- Your objective:
The reply must consist of one number: how many lines of the data include the word "kind".

[Data records for software interfaces]
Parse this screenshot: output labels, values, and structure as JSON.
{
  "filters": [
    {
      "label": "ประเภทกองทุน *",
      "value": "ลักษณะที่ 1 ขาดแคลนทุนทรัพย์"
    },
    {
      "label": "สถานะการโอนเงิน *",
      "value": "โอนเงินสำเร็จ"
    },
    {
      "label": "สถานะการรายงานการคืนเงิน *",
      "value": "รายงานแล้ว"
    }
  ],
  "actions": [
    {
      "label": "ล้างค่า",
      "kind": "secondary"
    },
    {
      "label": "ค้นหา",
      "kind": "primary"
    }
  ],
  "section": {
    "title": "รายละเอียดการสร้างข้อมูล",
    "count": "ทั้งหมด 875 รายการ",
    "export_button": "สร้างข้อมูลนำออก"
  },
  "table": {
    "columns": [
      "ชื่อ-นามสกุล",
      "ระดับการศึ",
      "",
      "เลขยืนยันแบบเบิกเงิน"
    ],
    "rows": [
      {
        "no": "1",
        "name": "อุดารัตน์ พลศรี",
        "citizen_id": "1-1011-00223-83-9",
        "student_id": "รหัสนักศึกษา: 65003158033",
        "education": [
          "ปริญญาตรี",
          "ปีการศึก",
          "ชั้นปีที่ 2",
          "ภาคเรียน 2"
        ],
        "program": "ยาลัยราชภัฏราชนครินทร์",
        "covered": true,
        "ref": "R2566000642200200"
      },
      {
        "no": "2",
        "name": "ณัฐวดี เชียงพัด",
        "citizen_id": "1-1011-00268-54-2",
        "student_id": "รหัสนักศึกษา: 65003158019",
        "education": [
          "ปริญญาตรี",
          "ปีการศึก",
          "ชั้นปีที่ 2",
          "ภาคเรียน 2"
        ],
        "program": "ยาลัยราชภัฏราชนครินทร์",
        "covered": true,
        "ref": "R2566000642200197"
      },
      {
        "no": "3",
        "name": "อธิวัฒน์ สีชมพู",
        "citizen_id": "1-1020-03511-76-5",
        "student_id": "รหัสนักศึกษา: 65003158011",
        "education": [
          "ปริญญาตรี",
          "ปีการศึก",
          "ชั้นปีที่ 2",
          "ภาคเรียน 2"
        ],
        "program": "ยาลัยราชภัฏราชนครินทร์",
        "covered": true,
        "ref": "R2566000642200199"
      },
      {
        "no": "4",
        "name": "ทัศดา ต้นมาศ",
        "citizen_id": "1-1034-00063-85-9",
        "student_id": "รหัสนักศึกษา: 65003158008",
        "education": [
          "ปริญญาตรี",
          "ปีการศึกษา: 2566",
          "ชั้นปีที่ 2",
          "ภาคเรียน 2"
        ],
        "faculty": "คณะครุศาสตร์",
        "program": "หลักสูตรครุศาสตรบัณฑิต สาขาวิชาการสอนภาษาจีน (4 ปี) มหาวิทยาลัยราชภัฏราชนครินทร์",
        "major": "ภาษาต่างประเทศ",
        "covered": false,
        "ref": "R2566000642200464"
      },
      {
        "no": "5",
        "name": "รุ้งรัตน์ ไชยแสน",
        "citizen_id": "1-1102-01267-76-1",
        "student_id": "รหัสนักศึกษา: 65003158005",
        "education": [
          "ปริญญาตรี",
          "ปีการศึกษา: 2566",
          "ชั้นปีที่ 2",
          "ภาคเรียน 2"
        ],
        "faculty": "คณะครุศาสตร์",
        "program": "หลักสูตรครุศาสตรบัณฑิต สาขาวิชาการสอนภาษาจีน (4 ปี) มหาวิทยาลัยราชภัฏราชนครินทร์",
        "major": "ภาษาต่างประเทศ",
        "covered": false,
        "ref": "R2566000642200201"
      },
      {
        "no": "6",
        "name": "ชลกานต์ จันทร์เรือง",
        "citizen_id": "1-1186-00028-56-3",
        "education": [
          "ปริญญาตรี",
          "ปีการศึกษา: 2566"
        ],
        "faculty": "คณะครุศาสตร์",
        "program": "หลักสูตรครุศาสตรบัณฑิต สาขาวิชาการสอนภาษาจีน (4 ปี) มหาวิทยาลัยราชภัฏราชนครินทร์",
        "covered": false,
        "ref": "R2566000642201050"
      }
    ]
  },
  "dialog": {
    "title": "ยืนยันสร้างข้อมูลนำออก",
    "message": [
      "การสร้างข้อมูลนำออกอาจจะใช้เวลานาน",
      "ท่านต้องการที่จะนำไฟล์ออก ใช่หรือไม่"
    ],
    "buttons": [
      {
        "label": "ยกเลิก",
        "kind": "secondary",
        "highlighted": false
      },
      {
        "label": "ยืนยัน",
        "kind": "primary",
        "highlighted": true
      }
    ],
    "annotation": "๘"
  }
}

- Answer section:
4